Whitmer and lawmakers push to fill SOAR economic development fund

“I don’t think SOAR can wait. I think other things can wait,” Ananich said. “We don’t have enough money in SOAR for the number of projects we’ve been awarded. If we really want to do economic development, and the whole point of going SOAR was to show the outside world who we were, we don’t there’s not enough money in there.”

The wild card this week could be the House, where Republican Rep. Thomas Albert de Lowell — chairman of the House Appropriations Committee — has opposed the development of a supplementary budget bill this fall, citing the economic uncertainty and the need to hold cash in reserve. House Speaker Jason Wentworth, however, could be receptive.

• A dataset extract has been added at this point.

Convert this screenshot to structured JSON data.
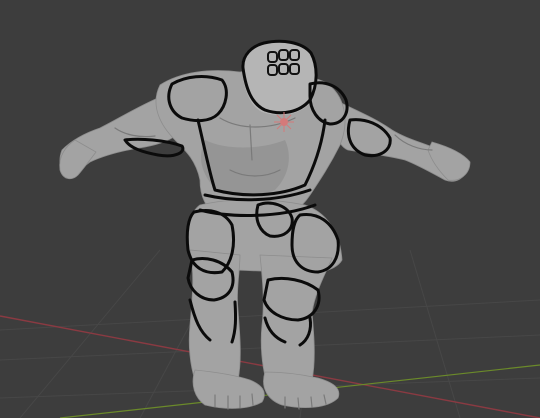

“The speaker is always open to good ideas and will listen to anyone’s suggestions to help Michigan families and the future of our state,” spokesman Gideon D’Assandro said.

If the legislation is approved, the Whitmer administration hopes it will also include additional spending on workforce and talent development. Harkins said the state has about $700 million in discretionary federal coronavirus recovery funding that it hasn’t allocated and an additional $250 million to $300 million that has been earmarked but may not be. expenses.

Whitmer’s proposals include funding for the creation of “regional economic resilience plans” and a Main Street program to invest in small businesses and startups.

“The Legislative Assembly has expressed interest in economic development,” Harkins said. “We believe we have seen real progress with the SOAR fund. There has been a lot of interest from people looking to invest in the state given this new fund. resources there are really valuable to us as we try to finalize some of these potential investments.”